Following a three-year spell of tumbling profits, Nissan will announce its restructuring plan on May 28, its latest attempt to slash costs after a strategy of aggressive selling to chase market share has pummeled its bottom line.
Phasing out Nissan's lower-cost Datsun brand, which has been struggling in Asian and Russian markets, and closing down an additional vehicle production line are also among measures being considered, the report said.
The Japanese automaker plans to slash fixed costs in areas that include marketing and research, Bloomberg reported, citing unnamed sources. It added that the company's board has not yet reviewed the plans.
Known internally as the "performance recovery plan," the proposed steps mark a sharp break with Nissan's strategy under ousted leader Carlos Ghosn (shown above), who pursued ambitious vehicle sales targets in the United States and other major markets.
The plan is the Yokohama-based automaker's latest attempt to pull itself out of crisis after Ghosn was arrested for financial misconduct — charges he denies. The scandal has further strained an already dysfunctional alliance with Renault SA and thrown Nissan into disarray as it finds itself on course to book its lowest operating profit in 11 years.
A planned shuttering of underutilized production lines will most probably hit plants in emerging markets building Datsun and other small cars hardest, they added.
"We need to chart a recovery but the rot goes deep," a source said of the many problems facing Nissan.

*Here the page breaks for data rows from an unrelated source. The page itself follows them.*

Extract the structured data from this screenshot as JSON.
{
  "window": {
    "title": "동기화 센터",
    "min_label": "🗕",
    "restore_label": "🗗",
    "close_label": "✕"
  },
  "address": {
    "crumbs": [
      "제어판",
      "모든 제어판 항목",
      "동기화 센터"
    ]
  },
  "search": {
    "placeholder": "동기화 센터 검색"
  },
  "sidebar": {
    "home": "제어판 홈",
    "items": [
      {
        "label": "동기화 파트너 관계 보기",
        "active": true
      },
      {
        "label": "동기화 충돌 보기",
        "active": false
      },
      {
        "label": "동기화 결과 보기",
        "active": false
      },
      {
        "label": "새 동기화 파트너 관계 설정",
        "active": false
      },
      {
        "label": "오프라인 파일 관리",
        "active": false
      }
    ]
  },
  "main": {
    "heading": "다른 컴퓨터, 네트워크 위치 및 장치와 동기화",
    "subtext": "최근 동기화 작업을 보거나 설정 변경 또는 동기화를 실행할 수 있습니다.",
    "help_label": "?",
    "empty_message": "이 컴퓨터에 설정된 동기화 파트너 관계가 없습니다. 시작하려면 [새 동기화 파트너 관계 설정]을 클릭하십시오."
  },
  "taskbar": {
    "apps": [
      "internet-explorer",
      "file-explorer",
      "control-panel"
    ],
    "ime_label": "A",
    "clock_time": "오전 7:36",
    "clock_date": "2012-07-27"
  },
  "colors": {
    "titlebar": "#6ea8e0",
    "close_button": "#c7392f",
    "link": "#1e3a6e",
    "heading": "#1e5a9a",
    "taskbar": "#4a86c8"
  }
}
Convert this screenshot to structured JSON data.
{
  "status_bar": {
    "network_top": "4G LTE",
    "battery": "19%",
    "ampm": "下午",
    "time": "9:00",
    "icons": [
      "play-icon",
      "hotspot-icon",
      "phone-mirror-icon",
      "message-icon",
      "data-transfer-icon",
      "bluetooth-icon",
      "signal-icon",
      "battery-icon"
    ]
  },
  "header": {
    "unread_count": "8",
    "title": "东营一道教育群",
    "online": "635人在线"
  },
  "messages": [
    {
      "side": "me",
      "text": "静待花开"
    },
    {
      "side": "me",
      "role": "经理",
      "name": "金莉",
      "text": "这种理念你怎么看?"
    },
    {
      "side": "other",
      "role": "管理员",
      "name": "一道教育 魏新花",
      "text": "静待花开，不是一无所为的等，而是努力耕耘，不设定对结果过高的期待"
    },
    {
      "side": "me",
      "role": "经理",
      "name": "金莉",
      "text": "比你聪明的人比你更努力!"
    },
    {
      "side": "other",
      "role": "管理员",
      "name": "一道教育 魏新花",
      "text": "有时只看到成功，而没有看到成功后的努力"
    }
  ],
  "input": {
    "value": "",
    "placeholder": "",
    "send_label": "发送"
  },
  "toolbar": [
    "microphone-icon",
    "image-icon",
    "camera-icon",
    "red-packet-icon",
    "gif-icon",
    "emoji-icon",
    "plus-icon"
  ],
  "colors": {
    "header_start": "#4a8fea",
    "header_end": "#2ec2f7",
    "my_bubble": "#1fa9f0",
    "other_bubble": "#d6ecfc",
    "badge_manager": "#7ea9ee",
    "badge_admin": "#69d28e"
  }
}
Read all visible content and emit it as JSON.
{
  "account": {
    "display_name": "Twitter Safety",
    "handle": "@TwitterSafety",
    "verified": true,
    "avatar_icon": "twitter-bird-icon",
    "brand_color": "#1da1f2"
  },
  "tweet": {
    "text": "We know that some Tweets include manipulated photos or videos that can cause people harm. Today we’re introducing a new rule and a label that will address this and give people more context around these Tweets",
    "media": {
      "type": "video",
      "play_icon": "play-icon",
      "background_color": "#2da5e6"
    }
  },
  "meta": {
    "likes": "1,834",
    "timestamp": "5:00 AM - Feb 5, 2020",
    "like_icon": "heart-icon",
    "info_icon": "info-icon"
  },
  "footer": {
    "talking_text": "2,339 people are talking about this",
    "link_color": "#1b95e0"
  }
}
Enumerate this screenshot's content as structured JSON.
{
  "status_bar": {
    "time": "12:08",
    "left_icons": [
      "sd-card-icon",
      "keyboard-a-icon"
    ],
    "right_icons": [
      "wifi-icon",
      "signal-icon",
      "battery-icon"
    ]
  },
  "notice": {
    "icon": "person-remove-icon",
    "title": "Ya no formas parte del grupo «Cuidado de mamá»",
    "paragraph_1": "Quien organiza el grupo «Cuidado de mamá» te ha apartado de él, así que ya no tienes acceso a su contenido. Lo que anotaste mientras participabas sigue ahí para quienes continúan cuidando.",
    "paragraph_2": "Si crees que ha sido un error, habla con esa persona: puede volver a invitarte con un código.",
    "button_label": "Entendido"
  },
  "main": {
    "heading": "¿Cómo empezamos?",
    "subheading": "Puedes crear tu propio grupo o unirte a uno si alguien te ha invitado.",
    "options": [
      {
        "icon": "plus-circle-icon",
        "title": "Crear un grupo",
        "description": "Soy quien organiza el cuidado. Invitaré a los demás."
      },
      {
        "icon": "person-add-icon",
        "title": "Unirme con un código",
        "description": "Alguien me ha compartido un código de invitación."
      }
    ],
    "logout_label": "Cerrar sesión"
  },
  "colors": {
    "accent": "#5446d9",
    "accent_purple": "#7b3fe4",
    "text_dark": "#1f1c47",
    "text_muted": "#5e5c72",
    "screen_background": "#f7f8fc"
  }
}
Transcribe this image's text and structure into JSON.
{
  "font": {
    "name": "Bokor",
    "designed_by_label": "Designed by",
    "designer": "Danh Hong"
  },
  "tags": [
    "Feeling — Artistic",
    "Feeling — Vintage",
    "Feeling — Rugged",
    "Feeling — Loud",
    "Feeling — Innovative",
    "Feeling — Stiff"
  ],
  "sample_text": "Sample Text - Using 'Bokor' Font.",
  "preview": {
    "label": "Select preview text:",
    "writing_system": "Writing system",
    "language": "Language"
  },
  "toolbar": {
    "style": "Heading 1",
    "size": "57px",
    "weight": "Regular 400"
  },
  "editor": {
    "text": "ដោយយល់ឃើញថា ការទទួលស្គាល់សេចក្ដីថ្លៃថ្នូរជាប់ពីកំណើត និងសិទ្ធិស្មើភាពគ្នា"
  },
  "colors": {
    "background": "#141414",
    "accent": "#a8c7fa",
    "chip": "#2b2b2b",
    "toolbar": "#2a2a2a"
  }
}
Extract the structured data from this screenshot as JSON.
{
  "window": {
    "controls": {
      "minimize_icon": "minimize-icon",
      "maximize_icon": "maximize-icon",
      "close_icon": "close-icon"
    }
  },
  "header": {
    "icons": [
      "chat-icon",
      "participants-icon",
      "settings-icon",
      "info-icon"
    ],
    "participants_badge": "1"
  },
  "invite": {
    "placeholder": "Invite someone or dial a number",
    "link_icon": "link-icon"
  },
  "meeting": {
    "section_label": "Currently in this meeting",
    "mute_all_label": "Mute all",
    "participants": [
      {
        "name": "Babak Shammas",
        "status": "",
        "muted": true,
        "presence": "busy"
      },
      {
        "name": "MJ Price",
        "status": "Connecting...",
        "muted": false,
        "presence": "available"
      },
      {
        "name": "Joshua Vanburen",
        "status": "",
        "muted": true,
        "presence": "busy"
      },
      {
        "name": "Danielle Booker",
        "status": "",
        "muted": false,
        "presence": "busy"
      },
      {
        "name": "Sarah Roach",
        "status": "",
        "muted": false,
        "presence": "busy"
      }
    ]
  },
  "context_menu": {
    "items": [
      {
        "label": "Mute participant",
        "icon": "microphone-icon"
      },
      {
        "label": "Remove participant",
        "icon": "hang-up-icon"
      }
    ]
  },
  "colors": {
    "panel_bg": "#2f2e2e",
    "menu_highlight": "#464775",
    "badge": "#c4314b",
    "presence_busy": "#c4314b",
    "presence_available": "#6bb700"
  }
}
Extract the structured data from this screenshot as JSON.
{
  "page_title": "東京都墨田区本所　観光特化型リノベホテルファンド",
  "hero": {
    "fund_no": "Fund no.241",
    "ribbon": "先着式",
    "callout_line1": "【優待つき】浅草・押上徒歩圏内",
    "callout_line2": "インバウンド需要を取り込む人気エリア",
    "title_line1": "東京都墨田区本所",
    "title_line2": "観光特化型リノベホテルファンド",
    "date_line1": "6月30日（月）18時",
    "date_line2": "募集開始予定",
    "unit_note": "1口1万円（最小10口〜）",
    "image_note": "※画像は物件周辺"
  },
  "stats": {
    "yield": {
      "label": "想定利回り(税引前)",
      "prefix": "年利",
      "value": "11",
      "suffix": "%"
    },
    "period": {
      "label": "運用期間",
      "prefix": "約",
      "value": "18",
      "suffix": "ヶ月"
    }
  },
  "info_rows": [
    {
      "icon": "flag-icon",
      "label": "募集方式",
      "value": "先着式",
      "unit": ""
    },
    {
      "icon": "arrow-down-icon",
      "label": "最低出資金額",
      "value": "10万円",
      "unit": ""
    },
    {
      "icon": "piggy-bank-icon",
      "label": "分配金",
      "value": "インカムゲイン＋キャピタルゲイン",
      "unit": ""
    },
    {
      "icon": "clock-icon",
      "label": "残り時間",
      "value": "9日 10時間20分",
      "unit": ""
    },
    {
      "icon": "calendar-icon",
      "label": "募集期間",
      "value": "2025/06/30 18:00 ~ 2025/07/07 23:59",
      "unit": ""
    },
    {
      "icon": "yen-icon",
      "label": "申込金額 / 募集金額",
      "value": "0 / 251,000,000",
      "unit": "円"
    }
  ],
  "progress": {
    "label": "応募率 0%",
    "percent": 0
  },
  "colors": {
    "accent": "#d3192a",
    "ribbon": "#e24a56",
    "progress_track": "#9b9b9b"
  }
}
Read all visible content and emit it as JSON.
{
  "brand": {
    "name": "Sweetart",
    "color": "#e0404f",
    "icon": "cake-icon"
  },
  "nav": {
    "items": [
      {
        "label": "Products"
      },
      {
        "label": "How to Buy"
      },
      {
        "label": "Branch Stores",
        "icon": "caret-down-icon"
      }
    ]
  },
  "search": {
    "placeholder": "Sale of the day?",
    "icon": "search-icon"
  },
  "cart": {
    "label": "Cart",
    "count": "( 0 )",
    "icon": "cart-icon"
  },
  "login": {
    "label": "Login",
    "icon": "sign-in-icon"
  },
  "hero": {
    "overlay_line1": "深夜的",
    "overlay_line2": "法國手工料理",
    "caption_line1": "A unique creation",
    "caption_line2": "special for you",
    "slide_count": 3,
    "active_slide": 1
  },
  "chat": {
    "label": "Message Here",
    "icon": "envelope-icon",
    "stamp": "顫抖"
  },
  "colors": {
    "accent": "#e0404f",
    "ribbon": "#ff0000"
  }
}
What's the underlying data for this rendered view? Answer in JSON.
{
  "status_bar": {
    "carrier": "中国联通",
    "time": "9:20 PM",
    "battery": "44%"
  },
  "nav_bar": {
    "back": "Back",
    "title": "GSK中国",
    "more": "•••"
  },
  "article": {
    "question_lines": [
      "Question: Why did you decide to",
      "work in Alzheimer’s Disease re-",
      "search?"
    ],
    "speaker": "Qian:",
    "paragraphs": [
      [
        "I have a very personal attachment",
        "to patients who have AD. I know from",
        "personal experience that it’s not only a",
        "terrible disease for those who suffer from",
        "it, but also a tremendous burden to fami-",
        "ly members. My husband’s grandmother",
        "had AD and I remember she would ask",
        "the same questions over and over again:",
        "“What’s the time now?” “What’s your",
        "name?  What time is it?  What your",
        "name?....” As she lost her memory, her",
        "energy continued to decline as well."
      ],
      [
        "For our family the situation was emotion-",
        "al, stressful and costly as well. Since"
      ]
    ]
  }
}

The second source said all markets with factories except China were being looked at for possible reductions in production capacity. That source also said, however, that there were no plans to close an entire plant or withdraw completely from any country.
Most automakers are preparing for a big financial hit from the coronavirus, but Nissan's sales and profits were falling even before the outbreak, forcing it to roll back the aggressive expansion plan pursued by Ghosn.
A Nissan spokeswoman declined to comment on the report.
Since Ghosn's arrest in Japan on charges of financial wrongdoing in 2018, Nissan has struggled to turn around its ousted leader's aggressive growth strategy, which has left the company with a cheapened brand and underutilised vehicle plants that have drained its finances.
Reuters has reported that the automaker has acknowledged that it must become a smaller, more efficient automaker, and that it aims to restore dealer ties and refresh lineups to regain pricing power and profitability.